Return the count of lines in the following records that include "icon", and nothing more.

(MATERIAL PROVIDED Opens)

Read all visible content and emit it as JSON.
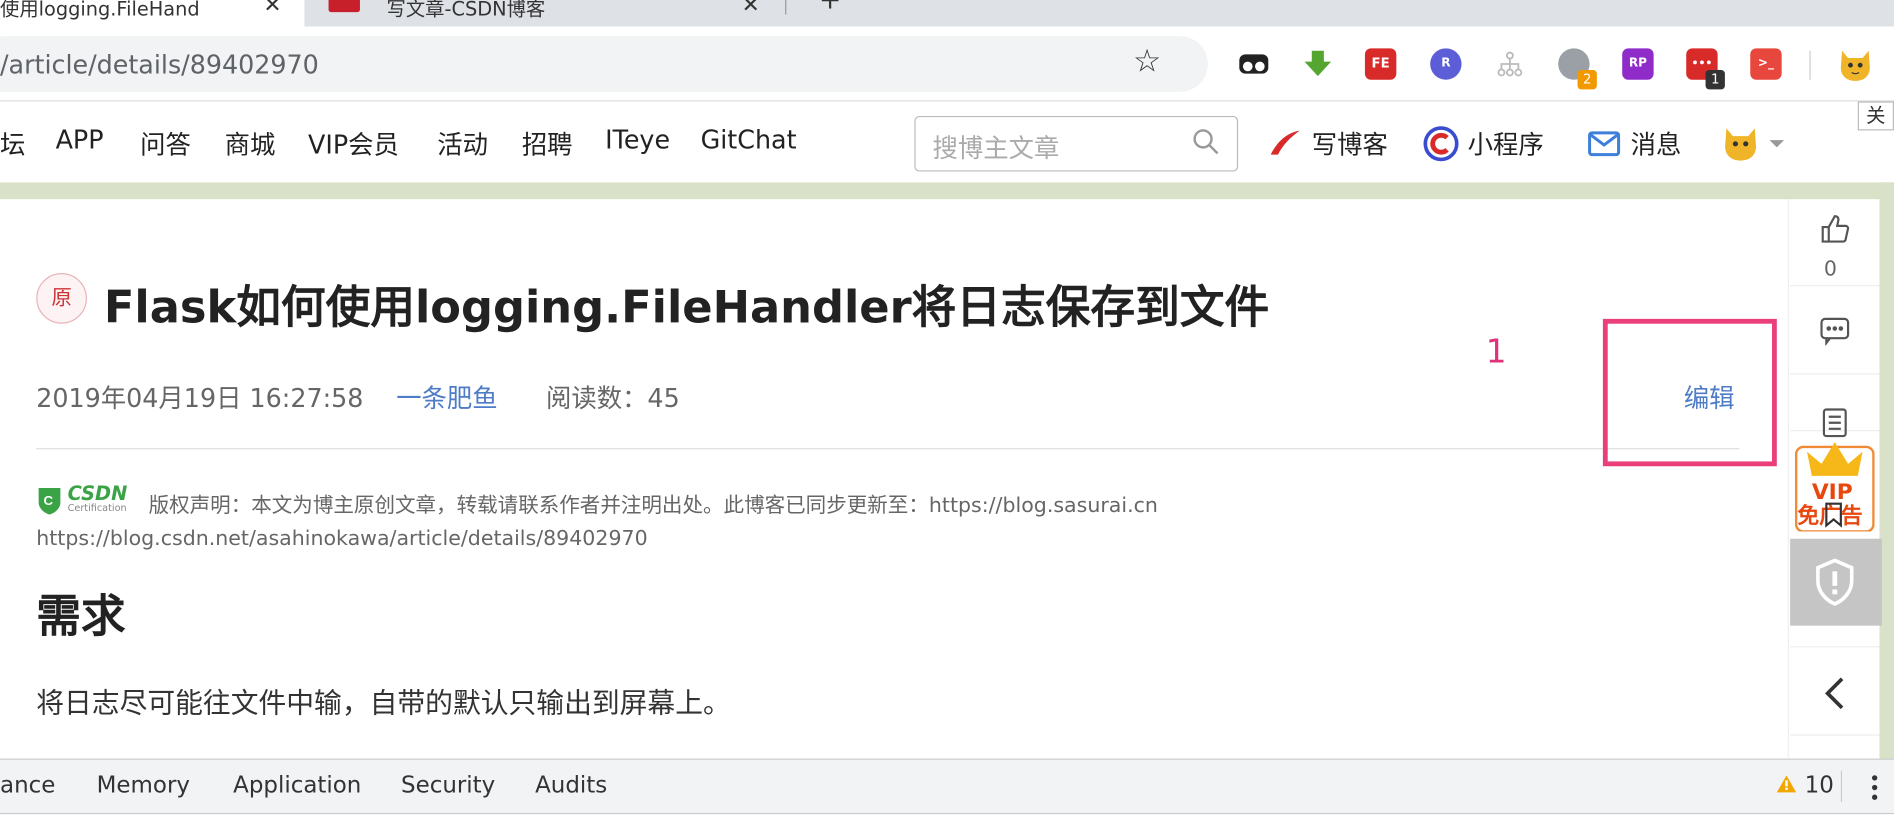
{
  "browser": {
    "tabs": [
      {
        "title": "使用logging.FileHand"
      },
      {
        "title": "写文章-CSDN博客"
      }
    ],
    "new_tab_label": "+",
    "url": "/article/details/89402970",
    "bookmark_icon": "star-icon",
    "extensions": [
      {
        "name": "tampermonkey-icon",
        "color": "#222222",
        "label": ""
      },
      {
        "name": "download-arrow-icon",
        "color": "#55a630",
        "label": ""
      },
      {
        "name": "fe-icon",
        "color": "#d92a2a",
        "label": "FE"
      },
      {
        "name": "r-icon",
        "color": "#5b5ed6",
        "label": "R"
      },
      {
        "name": "sitemap-icon",
        "color": "#bbbbbb",
        "label": ""
      },
      {
        "name": "chrome-ext-icon",
        "color": "#9aa0a6",
        "label": "",
        "badge": "2",
        "badge_color": "#f29900"
      },
      {
        "name": "rp-icon",
        "color": "#8e2bc9",
        "label": "RP"
      },
      {
        "name": "more-dots-icon",
        "color": "#d92a2a",
        "label": "•••",
        "badge": "1",
        "badge_color": "#333333"
      },
      {
        "name": "terminal-icon",
        "color": "#e8473e",
        "label": ">_"
      }
    ],
    "profile_icon": "cat-avatar-icon",
    "corner_text": "关"
  },
  "nav": {
    "items": [
      "坛",
      "APP",
      "问答",
      "商城",
      "VIP会员",
      "活动",
      "招聘",
      "ITeye",
      "GitChat"
    ],
    "search_placeholder": "搜博主文章",
    "write_label": "写博客",
    "miniprogram_label": "小程序",
    "message_label": "消息"
  },
  "article": {
    "original_badge": "原",
    "title": "Flask如何使用logging.FileHandler将日志保存到文件",
    "date": "2019年04月19日 16:27:58",
    "author": "一条肥鱼",
    "read_count": "阅读数：45",
    "edit_label": "编辑",
    "annotation_number": "1",
    "copyright": "版权声明：本文为博主原创文章，转载请联系作者并注明出处。此博客已同步更新至：https://blog.sasurai.cn",
    "original_link": "https://blog.csdn.net/asahinokawa/article/details/89402970",
    "section_heading": "需求",
    "paragraph": "将日志尽可能往文件中输，自带的默认只输出到屏幕上。",
    "csdn_logo_text": "CSDN",
    "csdn_logo_sub": "Certification"
  },
  "rail": {
    "like_count": "0",
    "vip_label": "VIP",
    "vip_sub": "免广告"
  },
  "devtools": {
    "tabs": [
      "ance",
      "Memory",
      "Application",
      "Security",
      "Audits"
    ],
    "warning_count": "10"
  },
  "colors": {
    "accent_pink": "#ea3f7b",
    "link_blue": "#4f7cc6"
  }
}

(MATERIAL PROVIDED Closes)

### SOLUTION
11